All entries below are to be set down again exactly as given.
═══ Entries shown ═══
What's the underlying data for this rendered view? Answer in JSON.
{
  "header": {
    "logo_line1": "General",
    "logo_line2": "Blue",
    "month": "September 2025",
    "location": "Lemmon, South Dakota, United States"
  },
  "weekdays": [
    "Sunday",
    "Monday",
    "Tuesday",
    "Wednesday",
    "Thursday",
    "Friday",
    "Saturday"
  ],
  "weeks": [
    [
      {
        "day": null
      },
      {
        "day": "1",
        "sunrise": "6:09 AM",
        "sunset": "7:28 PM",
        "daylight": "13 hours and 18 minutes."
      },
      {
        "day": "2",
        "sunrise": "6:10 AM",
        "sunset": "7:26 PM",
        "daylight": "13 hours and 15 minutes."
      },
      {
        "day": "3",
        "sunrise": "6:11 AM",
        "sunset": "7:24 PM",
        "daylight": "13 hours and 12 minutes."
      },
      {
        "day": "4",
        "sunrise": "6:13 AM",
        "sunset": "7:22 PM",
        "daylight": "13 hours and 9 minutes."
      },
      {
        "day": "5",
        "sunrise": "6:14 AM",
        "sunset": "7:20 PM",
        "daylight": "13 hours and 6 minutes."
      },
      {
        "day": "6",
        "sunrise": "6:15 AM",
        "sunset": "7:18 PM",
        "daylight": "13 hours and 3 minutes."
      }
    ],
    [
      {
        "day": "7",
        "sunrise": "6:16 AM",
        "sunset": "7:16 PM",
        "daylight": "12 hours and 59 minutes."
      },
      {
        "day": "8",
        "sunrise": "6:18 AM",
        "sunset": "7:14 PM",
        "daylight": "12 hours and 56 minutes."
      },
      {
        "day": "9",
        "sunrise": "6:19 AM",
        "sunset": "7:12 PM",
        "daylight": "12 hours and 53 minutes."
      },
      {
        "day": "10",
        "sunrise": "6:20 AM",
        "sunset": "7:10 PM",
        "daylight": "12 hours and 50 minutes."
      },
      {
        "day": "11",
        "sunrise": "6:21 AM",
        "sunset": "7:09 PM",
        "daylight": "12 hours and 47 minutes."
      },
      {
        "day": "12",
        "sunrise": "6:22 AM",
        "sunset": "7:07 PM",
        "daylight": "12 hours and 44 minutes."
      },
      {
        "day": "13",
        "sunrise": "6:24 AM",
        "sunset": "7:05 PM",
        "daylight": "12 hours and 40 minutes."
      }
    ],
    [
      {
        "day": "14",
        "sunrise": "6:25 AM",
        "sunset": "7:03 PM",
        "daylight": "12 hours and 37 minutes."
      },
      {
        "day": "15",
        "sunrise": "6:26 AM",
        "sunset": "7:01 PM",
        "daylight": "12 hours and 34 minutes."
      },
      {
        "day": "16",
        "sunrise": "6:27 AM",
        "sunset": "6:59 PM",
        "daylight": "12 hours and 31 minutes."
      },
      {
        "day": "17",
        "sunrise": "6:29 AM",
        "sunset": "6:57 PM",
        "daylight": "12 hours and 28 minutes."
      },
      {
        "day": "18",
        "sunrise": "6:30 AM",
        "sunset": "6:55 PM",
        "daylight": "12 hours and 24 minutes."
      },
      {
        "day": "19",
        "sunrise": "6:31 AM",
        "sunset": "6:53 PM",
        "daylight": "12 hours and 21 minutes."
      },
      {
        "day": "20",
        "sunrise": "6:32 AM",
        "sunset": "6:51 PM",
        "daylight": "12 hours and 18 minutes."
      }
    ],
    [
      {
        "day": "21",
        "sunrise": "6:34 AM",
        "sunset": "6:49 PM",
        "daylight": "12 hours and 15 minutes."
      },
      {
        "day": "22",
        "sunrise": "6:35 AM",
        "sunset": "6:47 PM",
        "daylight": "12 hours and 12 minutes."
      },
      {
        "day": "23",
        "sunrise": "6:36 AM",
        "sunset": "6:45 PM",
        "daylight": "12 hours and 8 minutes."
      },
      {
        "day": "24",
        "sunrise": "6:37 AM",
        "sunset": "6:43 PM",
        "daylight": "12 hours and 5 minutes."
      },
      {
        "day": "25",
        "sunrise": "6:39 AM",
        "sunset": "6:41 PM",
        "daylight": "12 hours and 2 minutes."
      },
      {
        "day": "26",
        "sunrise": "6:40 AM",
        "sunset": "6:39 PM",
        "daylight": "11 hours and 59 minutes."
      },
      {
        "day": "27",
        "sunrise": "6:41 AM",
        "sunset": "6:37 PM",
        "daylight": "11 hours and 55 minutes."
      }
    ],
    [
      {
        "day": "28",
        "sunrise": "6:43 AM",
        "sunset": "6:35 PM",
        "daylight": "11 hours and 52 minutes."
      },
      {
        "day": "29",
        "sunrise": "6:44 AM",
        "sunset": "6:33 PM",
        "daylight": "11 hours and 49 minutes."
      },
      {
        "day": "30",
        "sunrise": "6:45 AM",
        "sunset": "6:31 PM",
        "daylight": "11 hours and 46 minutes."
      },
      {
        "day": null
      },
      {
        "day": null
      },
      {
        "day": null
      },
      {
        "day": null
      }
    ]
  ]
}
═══
◆ Exercise output ◆
What's the underlying data for this rendered view? Answer in JSON.
{
  "header": {
    "logo_line1": "General",
    "logo_line2": "Blue",
    "month": "September 2025",
    "location": "Lemmon, South Dakota, United States"
  },
  "weekdays": [
    "Sunday",
    "Monday",
    "Tuesday",
    "Wednesday",
    "Thursday",
    "Friday",
    "Saturday"
  ],
  "weeks": [
    [
      {
        "day": null
      },
      {
        "day": "1",
        "sunrise": "6:09 AM",
        "sunset": "7:28 PM",
        "daylight": "13 hours and 18 minutes."
      },
      {
        "day": "2",
        "sunrise": "6:10 AM",
        "sunset": "7:26 PM",
        "daylight": "13 hours and 15 minutes."
      },
      {
        "day": "3",
        "sunrise": "6:11 AM",
        "sunset": "7:24 PM",
        "daylight": "13 hours and 12 minutes."
      },
      {
        "day": "4",
        "sunrise": "6:13 AM",
        "sunset": "7:22 PM",
        "daylight": "13 hours and 9 minutes."
      },
      {
        "day": "5",
        "sunrise": "6:14 AM",
        "sunset": "7:20 PM",
        "daylight": "13 hours and 6 minutes."
      },
      {
        "day": "6",
        "sunrise": "6:15 AM",
        "sunset": "7:18 PM",
        "daylight": "13 hours and 3 minutes."
      }
    ],
    [
      {
        "day": "7",
        "sunrise": "6:16 AM",
        "sunset": "7:16 PM",
        "daylight": "12 hours and 59 minutes."
      },
      {
        "day": "8",
        "sunrise": "6:18 AM",
        "sunset": "7:14 PM",
        "daylight": "12 hours and 56 minutes."
      },
      {
        "day": "9",
        "sunrise": "6:19 AM",
        "sunset": "7:12 PM",
        "daylight": "12 hours and 53 minutes."
      },
      {
        "day": "10",
        "sunrise": "6:20 AM",
        "sunset": "7:10 PM",
        "daylight": "12 hours and 50 minutes."
      },
      {
        "day": "11",
        "sunrise": "6:21 AM",
        "sunset": "7:09 PM",
        "daylight": "12 hours and 47 minutes."
      },
      {
        "day": "12",
        "sunrise": "6:22 AM",
        "sunset": "7:07 PM",
        "daylight": "12 hours and 44 minutes."
      },
      {
        "day": "13",
        "sunrise": "6:24 AM",
        "sunset": "7:05 PM",
        "daylight": "12 hours and 40 minutes."
      }
    ],
    [
      {
        "day": "14",
        "sunrise": "6:25 AM",
        "sunset": "7:03 PM",
        "daylight": "12 hours and 37 minutes."
      },
      {
        "day": "15",
        "sunrise": "6:26 AM",
        "sunset": "7:01 PM",
        "daylight": "12 hours and 34 minutes."
      },
      {
        "day": "16",
        "sunrise": "6:27 AM",
        "sunset": "6:59 PM",
        "daylight": "12 hours and 31 minutes."
      },
      {
        "day": "17",
        "sunrise": "6:29 AM",
        "sunset": "6:57 PM",
        "daylight": "12 hours and 28 minutes."
      },
      {
        "day": "18",
        "sunrise": "6:30 AM",
        "sunset": "6:55 PM",
        "daylight": "12 hours and 24 minutes."
      },
      {
        "day": "19",
        "sunrise": "6:31 AM",
        "sunset": "6:53 PM",
        "daylight": "12 hours and 21 minutes."
      },
      {
        "day": "20",
        "sunrise": "6:32 AM",
        "sunset": "6:51 PM",
        "daylight": "12 hours and 18 minutes."
      }
    ],
    [
      {
        "day": "21",
        "sunrise": "6:34 AM",
        "sunset": "6:49 PM",
        "daylight": "12 hours and 15 minutes."
      },
      {
        "day": "22",
        "sunrise": "6:35 AM",
        "sunset": "6:47 PM",
        "daylight": "12 hours and 12 minutes."
      },
      {
        "day": "23",
        "sunrise": "6:36 AM",
        "sunset": "6:45 PM",
        "daylight": "12 hours and 8 minutes."
      },
      {
        "day": "24",
        "sunrise": "6:37 AM",
        "sunset": "6:43 PM",
        "daylight": "12 hours and 5 minutes."
      },
      {
        "day": "25",
        "sunrise": "6:39 AM",
        "sunset": "6:41 PM",
        "daylight": "12 hours and 2 minutes."
      },
      {
        "day": "26",
        "sunrise": "6:40 AM",
        "sunset": "6:39 PM",
        "daylight": "11 hours and 59 minutes."
      },
      {
        "day": "27",
        "sunrise": "6:41 AM",
        "sunset": "6:37 PM",
        "daylight": "11 hours and 55 minutes."
      }
    ],
    [
      {
        "day": "28",
        "sunrise": "6:43 AM",
        "sunset": "6:35 PM",
        "daylight": "11 hours and 52 minutes."
      },
      {
        "day": "29",
        "sunrise": "6:44 AM",
        "sunset": "6:33 PM",
        "daylight": "11 hours and 49 minutes."
      },
      {
        "day": "30",
        "sunrise": "6:45 AM",
        "sunset": "6:31 PM",
        "daylight": "11 hours and 46 minutes."
      },
      {
        "day": null
      },
      {
        "day": null
      },
      {
        "day": null
      },
      {
        "day": null
      }
    ]
  ]
}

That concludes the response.